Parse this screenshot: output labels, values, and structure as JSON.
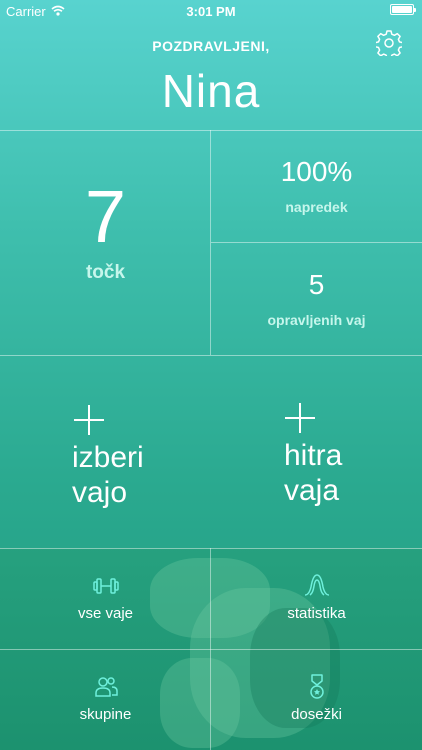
{
  "status_bar": {
    "carrier": "Carrier",
    "time": "3:01 PM"
  },
  "header": {
    "greeting": "POZDRAVLJENI,",
    "username": "Nina"
  },
  "points": {
    "value": "7",
    "label": "točk"
  },
  "progress": {
    "value": "100%",
    "label": "napredek"
  },
  "completed": {
    "value": "5",
    "label": "opravljenih vaj"
  },
  "actions": {
    "choose_exercise": "izberi\nvajo",
    "quick_exercise": "hitra\nvaja"
  },
  "nav": {
    "all_exercises": "vse vaje",
    "statistics": "statistika",
    "groups": "skupine",
    "achievements": "dosežki"
  },
  "colors": {
    "accent_light": "#c6f6ec",
    "top": "#58d3cf",
    "bottom": "#1f9a7c"
  }
}
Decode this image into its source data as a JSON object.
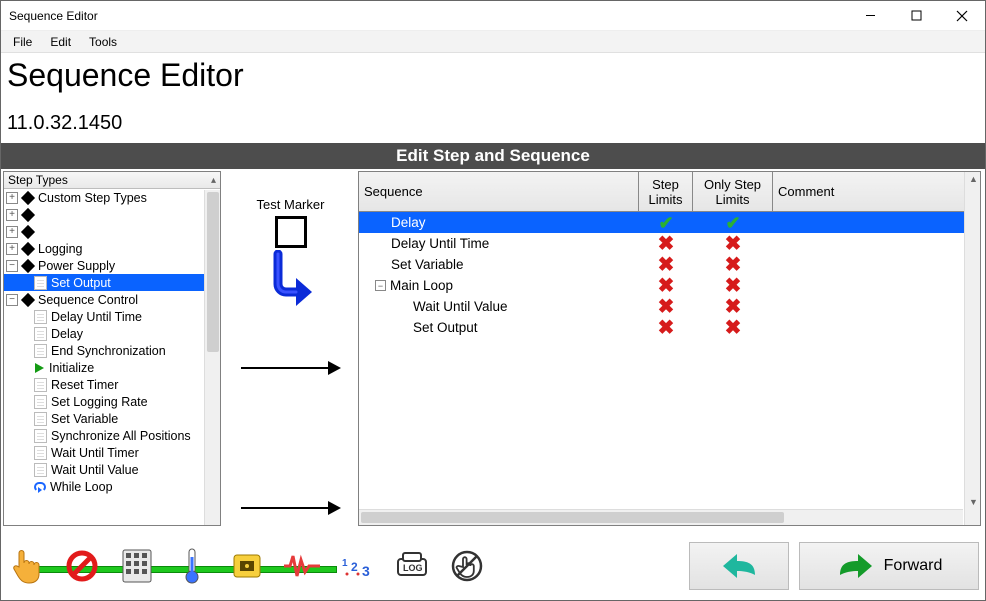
{
  "window": {
    "title": "Sequence Editor"
  },
  "menu": {
    "file": "File",
    "edit": "Edit",
    "tools": "Tools"
  },
  "header": {
    "title": "Sequence Editor",
    "version": "11.0.32.1450"
  },
  "band": {
    "title": "Edit Step and Sequence"
  },
  "tree": {
    "header": "Step Types",
    "roots": [
      {
        "label": "Custom Step Types",
        "expander": "plus",
        "kind": "diamond"
      },
      {
        "label": "",
        "expander": "plus",
        "kind": "diamond"
      },
      {
        "label": "",
        "expander": "plus",
        "kind": "diamond"
      },
      {
        "label": "Logging",
        "expander": "plus",
        "kind": "diamond"
      },
      {
        "label": "Power Supply",
        "expander": "minus",
        "kind": "diamond",
        "children": [
          {
            "label": "Set Output",
            "kind": "leaf",
            "selected": true
          }
        ]
      },
      {
        "label": "Sequence Control",
        "expander": "minus",
        "kind": "diamond",
        "children": [
          {
            "label": "Delay Until Time",
            "kind": "leaf"
          },
          {
            "label": "Delay",
            "kind": "leaf"
          },
          {
            "label": "End Synchronization",
            "kind": "leaf"
          },
          {
            "label": "Initialize",
            "kind": "play"
          },
          {
            "label": "Reset Timer",
            "kind": "leaf"
          },
          {
            "label": "Set Logging Rate",
            "kind": "leaf"
          },
          {
            "label": "Set Variable",
            "kind": "leaf"
          },
          {
            "label": "Synchronize All Positions",
            "kind": "leaf"
          },
          {
            "label": "Wait Until Timer",
            "kind": "leaf"
          },
          {
            "label": "Wait Until Value",
            "kind": "leaf"
          },
          {
            "label": "While Loop",
            "kind": "loop"
          }
        ]
      }
    ]
  },
  "middle": {
    "marker_label": "Test Marker"
  },
  "grid": {
    "columns": {
      "sequence": "Sequence",
      "step_limits": "Step Limits",
      "only_step_limits": "Only Step Limits",
      "comment": "Comment"
    },
    "rows": [
      {
        "label": "Delay",
        "indent": 1,
        "step": "ok",
        "only": "ok",
        "selected": true
      },
      {
        "label": "Delay Until Time",
        "indent": 1,
        "step": "no",
        "only": "no"
      },
      {
        "label": "Set Variable",
        "indent": 1,
        "step": "no",
        "only": "no"
      },
      {
        "label": "Main Loop",
        "indent": 1,
        "expander": "minus",
        "step": "no",
        "only": "no"
      },
      {
        "label": "Wait Until Value",
        "indent": 2,
        "step": "no",
        "only": "no"
      },
      {
        "label": "Set Output",
        "indent": 2,
        "step": "no",
        "only": "no"
      }
    ]
  },
  "footer": {
    "icons": [
      "hand-pointer-icon",
      "forbidden-icon",
      "keypad-icon",
      "thermometer-icon",
      "power-supply-icon",
      "waveform-icon",
      "numbers-icon",
      "log-icon",
      "no-touch-icon"
    ],
    "back_label": "",
    "forward_label": "Forward"
  },
  "colors": {
    "select_blue": "#0a63ff",
    "accent_green": "#1ec81e",
    "status_red": "#d61b1b",
    "ok_green": "#2bb033",
    "teal": "#1fb79e"
  }
}
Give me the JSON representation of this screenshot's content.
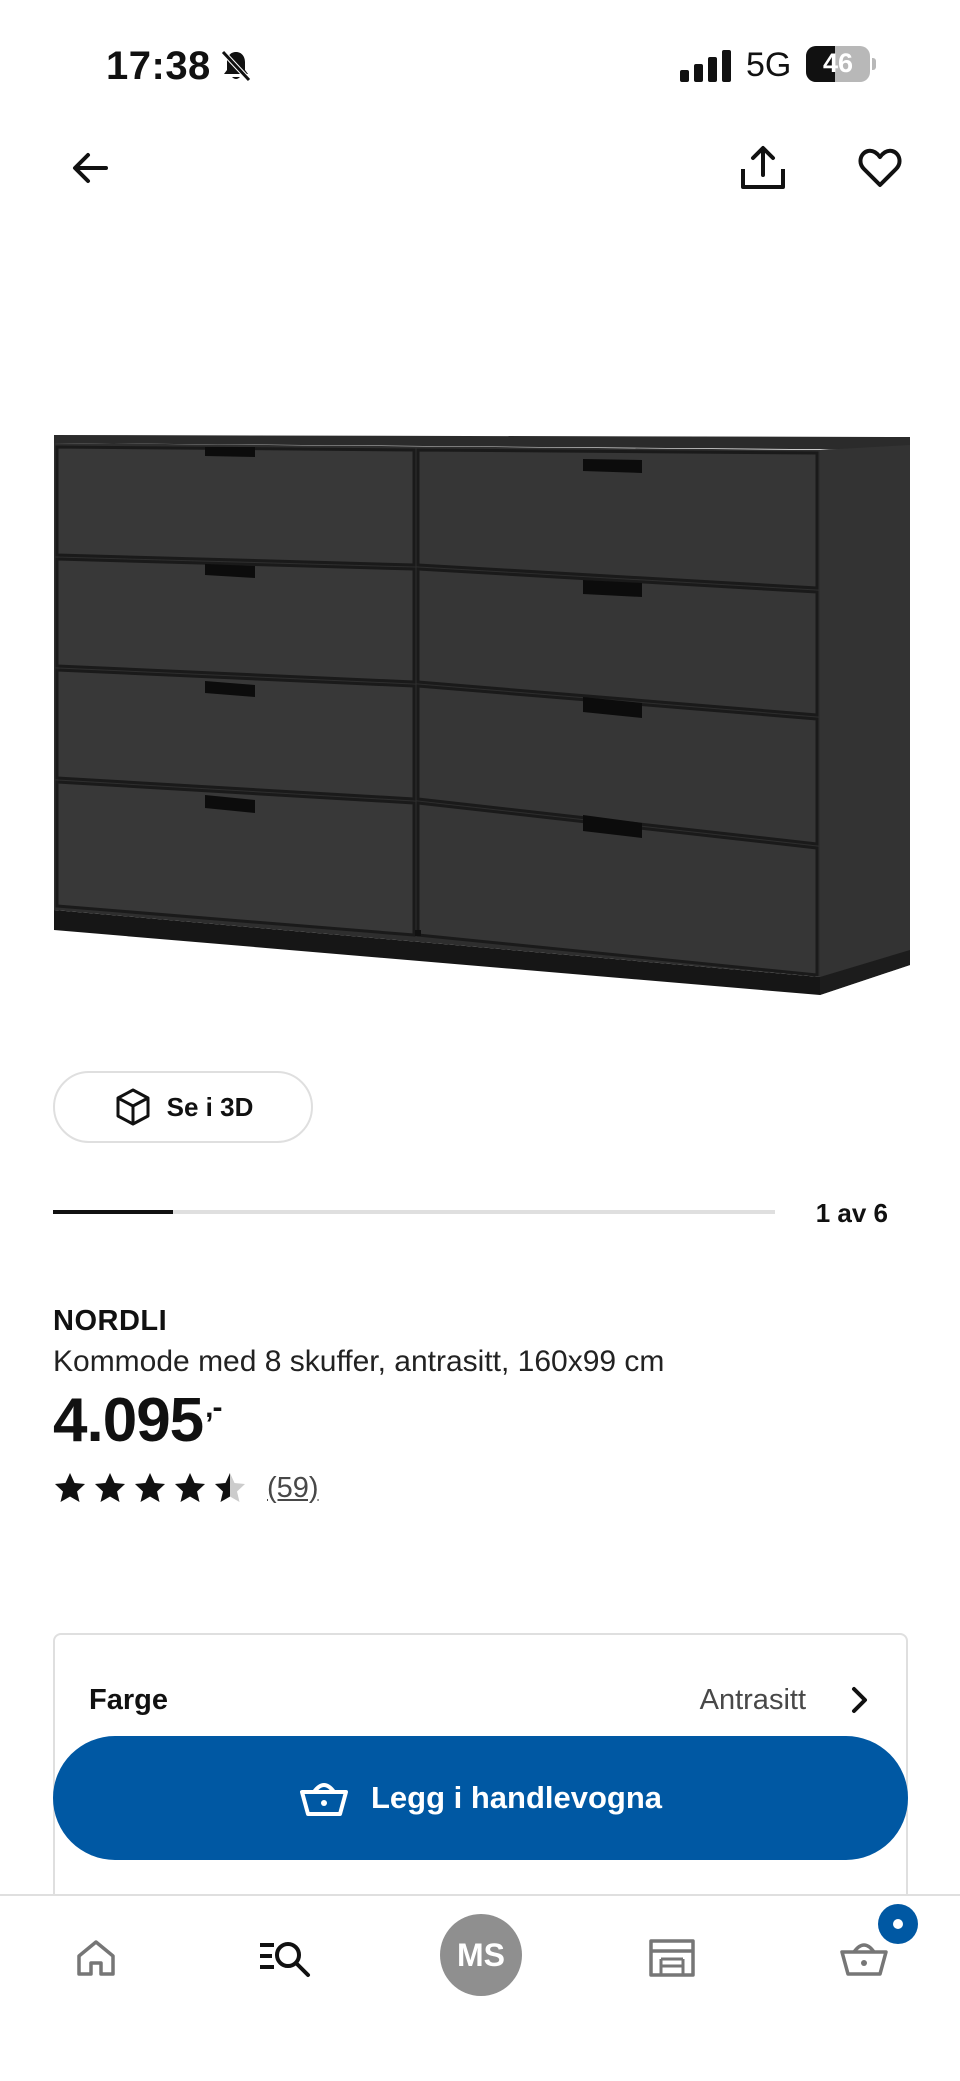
{
  "status_bar": {
    "time": "17:38",
    "network": "5G",
    "battery": "46",
    "battery_level": 0.46
  },
  "header": {
    "back_icon": "arrow-left-icon",
    "share_icon": "share-icon",
    "favorite_icon": "heart-icon"
  },
  "gallery": {
    "view_3d_label": "Se i 3D",
    "counter": "1 av 6",
    "progress": 0.1667
  },
  "product": {
    "name": "NORDLI",
    "description": "Kommode med 8 skuffer, antrasitt, 160x99 cm",
    "price": "4.095",
    "price_suffix": ",-",
    "rating": 4.5,
    "rating_max": 5,
    "review_count": "(59)"
  },
  "options": {
    "color_label": "Farge",
    "color_value": "Antrasitt"
  },
  "cta": {
    "add_to_cart_label": "Legg i handlevogna",
    "color": "#0058a3"
  },
  "bottom_nav": {
    "profile_initials": "MS",
    "items": [
      "home-icon",
      "search-list-icon",
      "profile-avatar",
      "store-icon",
      "cart-icon"
    ]
  }
}
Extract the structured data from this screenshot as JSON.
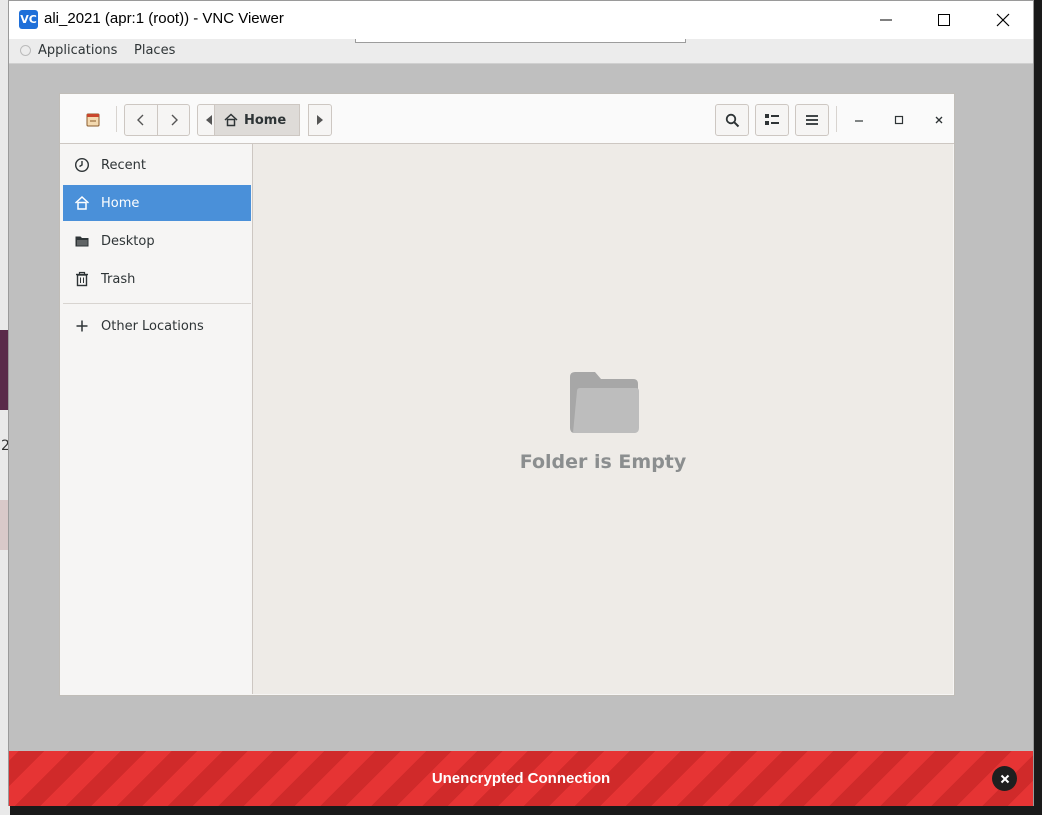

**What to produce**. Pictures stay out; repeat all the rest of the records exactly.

**Reply**.
Parse this screenshot: output labels, values, and structure as JSON.
{
  "status_bar": {
    "carrier": "Carrier",
    "time": "3:01 PM"
  },
  "header": {
    "greeting": "POZDRAVLJENI,",
    "username": "Nina"
  },
  "points": {
    "value": "7",
    "label": "točk"
  },
  "progress": {
    "value": "100%",
    "label": "napredek"
  },
  "completed": {
    "value": "5",
    "label": "opravljenih vaj"
  },
  "actions": {
    "choose_exercise": "izberi\nvajo",
    "quick_exercise": "hitra\nvaja"
  },
  "nav": {
    "all_exercises": "vse vaje",
    "statistics": "statistika",
    "groups": "skupine",
    "achievements": "dosežki"
  },
  "colors": {
    "accent_light": "#c6f6ec",
    "top": "#58d3cf",
    "bottom": "#1f9a7c"
  }
}
Decode this image into its source data as a JSON object.
{
  "window": {
    "title": "Sequence Editor"
  },
  "menu": {
    "file": "File",
    "edit": "Edit",
    "tools": "Tools"
  },
  "header": {
    "title": "Sequence Editor",
    "version": "11.0.32.1450"
  },
  "band": {
    "title": "Edit Step and Sequence"
  },
  "tree": {
    "header": "Step Types",
    "roots": [
      {
        "label": "Custom Step Types",
        "expander": "plus",
        "kind": "diamond"
      },
      {
        "label": "",
        "expander": "plus",
        "kind": "diamond"
      },
      {
        "label": "",
        "expander": "plus",
        "kind": "diamond"
      },
      {
        "label": "Logging",
        "expander": "plus",
        "kind": "diamond"
      },
      {
        "label": "Power Supply",
        "expander": "minus",
        "kind": "diamond",
        "children": [
          {
            "label": "Set Output",
            "kind": "leaf",
            "selected": true
          }
        ]
      },
      {
        "label": "Sequence Control",
        "expander": "minus",
        "kind": "diamond",
        "children": [
          {
            "label": "Delay Until Time",
            "kind": "leaf"
          },
          {
            "label": "Delay",
            "kind": "leaf"
          },
          {
            "label": "End Synchronization",
            "kind": "leaf"
          },
          {
            "label": "Initialize",
            "kind": "play"
          },
          {
            "label": "Reset Timer",
            "kind": "leaf"
          },
          {
            "label": "Set Logging Rate",
            "kind": "leaf"
          },
          {
            "label": "Set Variable",
            "kind": "leaf"
          },
          {
            "label": "Synchronize All Positions",
            "kind": "leaf"
          },
          {
            "label": "Wait Until Timer",
            "kind": "leaf"
          },
          {
            "label": "Wait Until Value",
            "kind": "leaf"
          },
          {
            "label": "While Loop",
            "kind": "loop"
          }
        ]
      }
    ]
  },
  "middle": {
    "marker_label": "Test Marker"
  },
  "grid": {
    "columns": {
      "sequence": "Sequence",
      "step_limits": "Step Limits",
      "only_step_limits": "Only Step Limits",
      "comment": "Comment"
    },
    "rows": [
      {
        "label": "Delay",
        "indent": 1,
        "step": "ok",
        "only": "ok",
        "selected": true
      },
      {
        "label": "Delay Until Time",
        "indent": 1,
        "step": "no",
        "only": "no"
      },
      {
        "label": "Set Variable",
        "indent": 1,
        "step": "no",
        "only": "no"
      },
      {
        "label": "Main Loop",
        "indent": 1,
        "expander": "minus",
        "step": "no",
        "only": "no"
      },
      {
        "label": "Wait Until Value",
        "indent": 2,
        "step": "no",
        "only": "no"
      },
      {
        "label": "Set Output",
        "indent": 2,
        "step": "no",
        "only": "no"
      }
    ]
  },
  "footer": {
    "icons": [
      "hand-pointer-icon",
      "forbidden-icon",
      "keypad-icon",
      "thermometer-icon",
      "power-supply-icon",
      "waveform-icon",
      "numbers-icon",
      "log-icon",
      "no-touch-icon"
    ],
    "back_label": "",
    "forward_label": "Forward"
  },
  "colors": {
    "select_blue": "#0a63ff",
    "accent_green": "#1ec81e",
    "status_red": "#d61b1b",
    "ok_green": "#2bb033",
    "teal": "#1fb79e"
  }
}
Give me the JSON representation of this screenshot's content.
{
  "status_bar": {
    "time": "17:38",
    "network": "5G",
    "battery": "46",
    "battery_level": 0.46
  },
  "header": {
    "back_icon": "arrow-left-icon",
    "share_icon": "share-icon",
    "favorite_icon": "heart-icon"
  },
  "gallery": {
    "view_3d_label": "Se i 3D",
    "counter": "1 av 6",
    "progress": 0.1667
  },
  "product": {
    "name": "NORDLI",
    "description": "Kommode med 8 skuffer, antrasitt, 160x99 cm",
    "price": "4.095",
    "price_suffix": ",-",
    "rating": 4.5,
    "rating_max": 5,
    "review_count": "(59)"
  },
  "options": {
    "color_label": "Farge",
    "color_value": "Antrasitt"
  },
  "cta": {
    "add_to_cart_label": "Legg i handlevogna",
    "color": "#0058a3"
  },
  "bottom_nav": {
    "profile_initials": "MS",
    "items": [
      "home-icon",
      "search-list-icon",
      "profile-avatar",
      "store-icon",
      "cart-icon"
    ]
  }
}
Extract the structured data from this screenshot as JSON.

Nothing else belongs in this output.